John responded with:
The sociological studies put the baby boomers as 1945 – 1963-65 (depending on researcher), gen x as mid ‘60’s to mid 70’s or ‘80’s (depending on researcher) and generation y later.
Here’s the rub: baby boomers are the kids of WWII people. Gen X are boomer’s babies. And gen Y are also boomer’s babies or others that came along later and the sociologists don’t know what to do with.

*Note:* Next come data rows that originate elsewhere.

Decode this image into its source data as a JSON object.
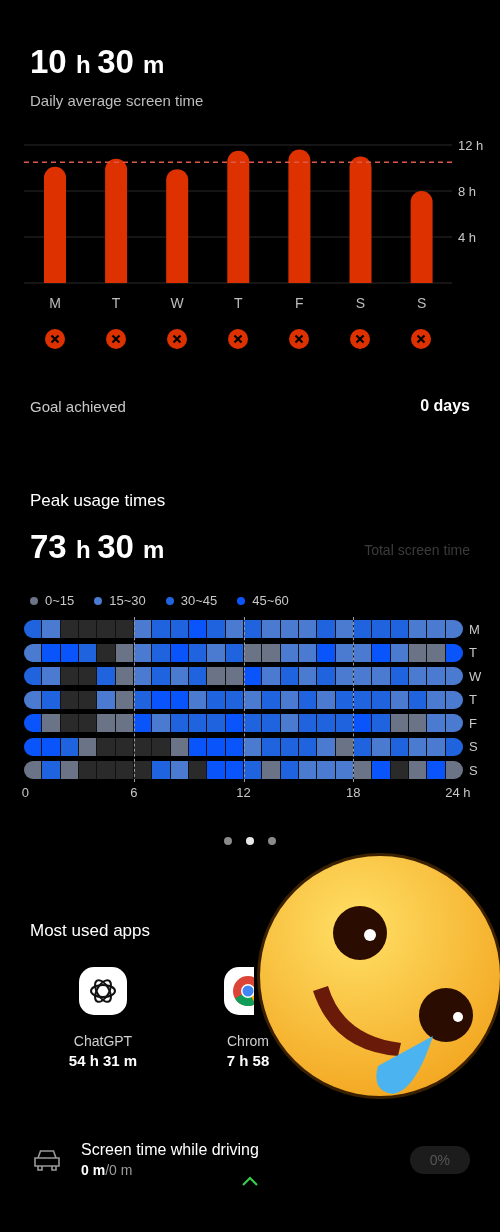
{
  "summary": {
    "average": "10 h 30 m",
    "caption": "Daily average screen time"
  },
  "weekly": {
    "chart_data": {
      "type": "bar",
      "categories": [
        "M",
        "T",
        "W",
        "T",
        "F",
        "S",
        "S"
      ],
      "values": [
        10.1,
        10.8,
        9.9,
        11.5,
        11.6,
        11,
        8
      ],
      "ylim": [
        0,
        12
      ],
      "yticks": [
        {
          "value": 4,
          "label": "4 h"
        },
        {
          "value": 8,
          "label": "8 h"
        },
        {
          "value": 12,
          "label": "12 h"
        }
      ],
      "ref_lines": [
        {
          "axis": "y",
          "value": 10.5
        }
      ]
    },
    "goal_status": [
      {
        "achieved": false
      },
      {
        "achieved": false
      },
      {
        "achieved": false
      },
      {
        "achieved": false
      },
      {
        "achieved": false
      },
      {
        "achieved": false
      },
      {
        "achieved": false
      }
    ]
  },
  "goal": {
    "label": "Goal achieved",
    "value": "0 days"
  },
  "peak": {
    "title": "Peak usage times",
    "total": "73 h 30 m",
    "total_label": "Total screen time",
    "legend": [
      {
        "label": "0~15",
        "color": "#6b7386"
      },
      {
        "label": "15~30",
        "color": "#4a7bd1"
      },
      {
        "label": "30~45",
        "color": "#1f64de"
      },
      {
        "label": "45~60",
        "color": "#0a55fb"
      }
    ],
    "rows": [
      {
        "day": "M",
        "cells": [
          {
            "color": "#1f64de"
          },
          {
            "color": "#4a7bd1"
          },
          {
            "color": "#2a2a2a"
          },
          {
            "color": "#2a2a2a"
          },
          {
            "color": "#2a2a2a"
          },
          {
            "color": "#2a2a2a"
          },
          {
            "color": "#4a7bd1"
          },
          {
            "color": "#1f64de"
          },
          {
            "color": "#1f64de"
          },
          {
            "color": "#0a55fb"
          },
          {
            "color": "#1f64de"
          },
          {
            "color": "#4a7bd1"
          },
          {
            "color": "#1f64de"
          },
          {
            "color": "#4a7bd1"
          },
          {
            "color": "#4a7bd1"
          },
          {
            "color": "#4a7bd1"
          },
          {
            "color": "#1f64de"
          },
          {
            "color": "#4a7bd1"
          },
          {
            "color": "#1f64de"
          },
          {
            "color": "#1f64de"
          },
          {
            "color": "#1f64de"
          },
          {
            "color": "#4a7bd1"
          },
          {
            "color": "#4a7bd1"
          },
          {
            "color": "#4a7bd1"
          }
        ]
      },
      {
        "day": "T",
        "cells": [
          {
            "color": "#4a7bd1"
          },
          {
            "color": "#0a55fb"
          },
          {
            "color": "#0a55fb"
          },
          {
            "color": "#1f64de"
          },
          {
            "color": "#2a2a2a"
          },
          {
            "color": "#6b7386"
          },
          {
            "color": "#4a7bd1"
          },
          {
            "color": "#1f64de"
          },
          {
            "color": "#0a55fb"
          },
          {
            "color": "#1f64de"
          },
          {
            "color": "#4a7bd1"
          },
          {
            "color": "#1f64de"
          },
          {
            "color": "#6b7386"
          },
          {
            "color": "#6b7386"
          },
          {
            "color": "#4a7bd1"
          },
          {
            "color": "#4a7bd1"
          },
          {
            "color": "#0a55fb"
          },
          {
            "color": "#4a7bd1"
          },
          {
            "color": "#4a7bd1"
          },
          {
            "color": "#0a55fb"
          },
          {
            "color": "#4a7bd1"
          },
          {
            "color": "#6b7386"
          },
          {
            "color": "#6b7386"
          },
          {
            "color": "#0a55fb"
          }
        ]
      },
      {
        "day": "W",
        "cells": [
          {
            "color": "#1f64de"
          },
          {
            "color": "#4a7bd1"
          },
          {
            "color": "#2a2a2a"
          },
          {
            "color": "#2a2a2a"
          },
          {
            "color": "#1f64de"
          },
          {
            "color": "#6b7386"
          },
          {
            "color": "#4a7bd1"
          },
          {
            "color": "#1f64de"
          },
          {
            "color": "#4a7bd1"
          },
          {
            "color": "#1f64de"
          },
          {
            "color": "#6b7386"
          },
          {
            "color": "#6b7386"
          },
          {
            "color": "#0a55fb"
          },
          {
            "color": "#4a7bd1"
          },
          {
            "color": "#1f64de"
          },
          {
            "color": "#4a7bd1"
          },
          {
            "color": "#1f64de"
          },
          {
            "color": "#4a7bd1"
          },
          {
            "color": "#4a7bd1"
          },
          {
            "color": "#4a7bd1"
          },
          {
            "color": "#1f64de"
          },
          {
            "color": "#4a7bd1"
          },
          {
            "color": "#4a7bd1"
          },
          {
            "color": "#4a7bd1"
          }
        ]
      },
      {
        "day": "T",
        "cells": [
          {
            "color": "#4a7bd1"
          },
          {
            "color": "#1f64de"
          },
          {
            "color": "#2a2a2a"
          },
          {
            "color": "#2a2a2a"
          },
          {
            "color": "#4a7bd1"
          },
          {
            "color": "#6b7386"
          },
          {
            "color": "#1f64de"
          },
          {
            "color": "#0a55fb"
          },
          {
            "color": "#0a55fb"
          },
          {
            "color": "#4a7bd1"
          },
          {
            "color": "#1f64de"
          },
          {
            "color": "#1f64de"
          },
          {
            "color": "#4a7bd1"
          },
          {
            "color": "#1f64de"
          },
          {
            "color": "#4a7bd1"
          },
          {
            "color": "#1f64de"
          },
          {
            "color": "#4a7bd1"
          },
          {
            "color": "#1f64de"
          },
          {
            "color": "#1f64de"
          },
          {
            "color": "#1f64de"
          },
          {
            "color": "#4a7bd1"
          },
          {
            "color": "#1f64de"
          },
          {
            "color": "#4a7bd1"
          },
          {
            "color": "#4a7bd1"
          }
        ]
      },
      {
        "day": "F",
        "cells": [
          {
            "color": "#0a55fb"
          },
          {
            "color": "#6b7386"
          },
          {
            "color": "#2a2a2a"
          },
          {
            "color": "#2a2a2a"
          },
          {
            "color": "#6b7386"
          },
          {
            "color": "#6b7386"
          },
          {
            "color": "#0a55fb"
          },
          {
            "color": "#4a7bd1"
          },
          {
            "color": "#1f64de"
          },
          {
            "color": "#1f64de"
          },
          {
            "color": "#1f64de"
          },
          {
            "color": "#0a55fb"
          },
          {
            "color": "#1f64de"
          },
          {
            "color": "#1f64de"
          },
          {
            "color": "#4a7bd1"
          },
          {
            "color": "#1f64de"
          },
          {
            "color": "#1f64de"
          },
          {
            "color": "#1f64de"
          },
          {
            "color": "#0a55fb"
          },
          {
            "color": "#1f64de"
          },
          {
            "color": "#6b7386"
          },
          {
            "color": "#6b7386"
          },
          {
            "color": "#4a7bd1"
          },
          {
            "color": "#4a7bd1"
          }
        ]
      },
      {
        "day": "S",
        "cells": [
          {
            "color": "#0a55fb"
          },
          {
            "color": "#0a55fb"
          },
          {
            "color": "#1f64de"
          },
          {
            "color": "#6b7386"
          },
          {
            "color": "#2a2a2a"
          },
          {
            "color": "#2a2a2a"
          },
          {
            "color": "#2a2a2a"
          },
          {
            "color": "#2a2a2a"
          },
          {
            "color": "#6b7386"
          },
          {
            "color": "#0a55fb"
          },
          {
            "color": "#0a55fb"
          },
          {
            "color": "#0a55fb"
          },
          {
            "color": "#4a7bd1"
          },
          {
            "color": "#1f64de"
          },
          {
            "color": "#1f64de"
          },
          {
            "color": "#1f64de"
          },
          {
            "color": "#4a7bd1"
          },
          {
            "color": "#6b7386"
          },
          {
            "color": "#1f64de"
          },
          {
            "color": "#4a7bd1"
          },
          {
            "color": "#1f64de"
          },
          {
            "color": "#4a7bd1"
          },
          {
            "color": "#4a7bd1"
          },
          {
            "color": "#1f64de"
          }
        ]
      },
      {
        "day": "S",
        "cells": [
          {
            "color": "#6b7386"
          },
          {
            "color": "#1f64de"
          },
          {
            "color": "#6b7386"
          },
          {
            "color": "#2a2a2a"
          },
          {
            "color": "#2a2a2a"
          },
          {
            "color": "#2a2a2a"
          },
          {
            "color": "#2a2a2a"
          },
          {
            "color": "#1f64de"
          },
          {
            "color": "#4a7bd1"
          },
          {
            "color": "#2a2a2a"
          },
          {
            "color": "#0a55fb"
          },
          {
            "color": "#0a55fb"
          },
          {
            "color": "#1f64de"
          },
          {
            "color": "#6b7386"
          },
          {
            "color": "#1f64de"
          },
          {
            "color": "#4a7bd1"
          },
          {
            "color": "#4a7bd1"
          },
          {
            "color": "#4a7bd1"
          },
          {
            "color": "#6b7386"
          },
          {
            "color": "#0a55fb"
          },
          {
            "color": "#2a2a2a"
          },
          {
            "color": "#6b7386"
          },
          {
            "color": "#0a55fb"
          },
          {
            "color": "#6b7386"
          }
        ]
      }
    ],
    "axis": [
      "0",
      "6",
      "12",
      "18",
      "24 h"
    ]
  },
  "pager": [
    {
      "selected": false
    },
    {
      "selected": true
    },
    {
      "selected": false
    }
  ],
  "apps": {
    "title": "Most used apps",
    "items": [
      {
        "kind": "knot",
        "name": "ChatGPT",
        "time": "54 h 31 m"
      },
      {
        "kind": "browser",
        "name": "Chrom",
        "time": "7 h 58"
      }
    ]
  },
  "driving": {
    "title": "Screen time while driving",
    "value": "**0 m**/0 m",
    "percent": "0%"
  }
}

This is not reasonable social science and I suppose I take particular issue because there is no place for anyone who didn’t fight in WWI or WWII, and there is no place for anyone who is not a baby or the grandchild of the WWII people.
I think this whole thing of targeting a generation based on who you parents are probably made sense when women were done having babies at 25, but even then, I don't think it mattered, because men were still making babies at 50. Maybe generations mattered more when wealth was based more on succession (even if we're the same age, if I'm your Uncle, I inherit when your Dad inherits, but you gotta wait until your dad dies). Who's your daddy doesn't matter in an egalitarian society.
Age-based marketing, however, does matter. My youngest sister and my niece are about the same age, and they hang out together. The share culture not based on their parents, but on the media they have consumed and the technologies that have learned when they were young (as opposed to my history of the computer).
I would market to both of them exactly the same way, and it doesn't matter than one of them is the daughter of a depression kid and the other is the grand daughter of the depression kid (Gen Z?).
So, to sum up my rather vague point with a really esoteric statement: it's not generational marketing, its temporal culture -- not where you're from, but WHEN you're from.